Lebanese President Michel Aoun left the capital, Beirut, on Monday, heading to Qatar, at the invitation of its Emir, Sheikh Tamim bin Hamad; To search for ways to strengthen and develop relations between the two countries in all fields.
According to a statement by the Lebanese presidency, which The Eastern Herald reviewed, Aoun left Beirut this morning, for Qatar, at the invitation of its Emir, Sheikh Tamim, to participate in the opening of the Arab Football Cup – FIFA 2021, which starts on Tuesday.
The statement stated that President Aoun will discuss with the Emir of Qatar “ways to strengthen and develop bilateral relations between the two brotherly countries in all fields, in addition to working to activate the Lebanese-Qatari Joint Higher Committee”, without specifying the duration of the visit.
The accompanying delegation includes Minister of Energy and Water Walid Fayyad, former Minister Pierre Raffoul, and Director General of Public Security Major General Abbas Ibrahim. The delegation in Doha will be joined by Ambassador Farah Berri.
Minister Fayyad is scheduled to discuss energy-related issues with Qatari officials, and the possibility of benefiting from their expertise in the field of exploration and extraction of gas and oil, according to the statement.
President Aoun’s visit is the first by a Lebanese official since the formation of Najib Mikati’s government, in addition to a diplomatic crisis that erupted between Beirut and Gulf countries, most notably Saudi Arabia and the UAE, last October against the background of statements by Lebanese Minister of Information George Kordahi about the Yemen war.
In an interview recorded last August (before his appointment as a minister), and broadcast on October 25, Qardahi said that the Houthis were “defending themselves against the attacks of Saudi Arabia and the UAE.”
Following the statement, the Gulf states took strict decisions towards Lebanon. Saudi Arabia, the UAE, Bahrain, Kuwait, and Yemen announced the withdrawal of their ambassadors from Beirut, but Saudi Arabia increased its package of decisions and stopped all Lebanese imports from entering it.

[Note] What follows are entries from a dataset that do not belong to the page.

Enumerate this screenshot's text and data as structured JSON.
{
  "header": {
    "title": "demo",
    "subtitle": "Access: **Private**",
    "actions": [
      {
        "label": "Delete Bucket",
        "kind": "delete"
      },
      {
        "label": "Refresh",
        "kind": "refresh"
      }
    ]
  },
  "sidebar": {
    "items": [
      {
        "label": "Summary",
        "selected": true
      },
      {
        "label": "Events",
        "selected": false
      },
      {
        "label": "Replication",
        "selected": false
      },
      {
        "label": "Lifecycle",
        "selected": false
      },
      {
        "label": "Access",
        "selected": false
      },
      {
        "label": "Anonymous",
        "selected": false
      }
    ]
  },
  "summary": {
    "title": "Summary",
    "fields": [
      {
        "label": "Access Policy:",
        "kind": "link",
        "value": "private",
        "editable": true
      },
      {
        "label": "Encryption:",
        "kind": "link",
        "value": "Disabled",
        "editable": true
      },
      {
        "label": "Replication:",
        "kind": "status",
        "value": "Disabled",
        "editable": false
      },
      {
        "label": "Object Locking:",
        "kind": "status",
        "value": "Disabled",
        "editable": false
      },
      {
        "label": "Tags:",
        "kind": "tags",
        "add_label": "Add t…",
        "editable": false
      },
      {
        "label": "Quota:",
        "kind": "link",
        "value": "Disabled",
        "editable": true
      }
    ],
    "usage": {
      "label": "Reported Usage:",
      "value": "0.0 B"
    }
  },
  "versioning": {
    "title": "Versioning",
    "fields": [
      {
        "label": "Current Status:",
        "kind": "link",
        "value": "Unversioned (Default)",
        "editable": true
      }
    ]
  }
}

For two years, the Lebanese have been experiencing an unprecedented severe economic crisis that has led to a record collapse in the value of the local currency against the dollar, as well as a shortage of fuel and medicine, and the collapse of their purchasing power.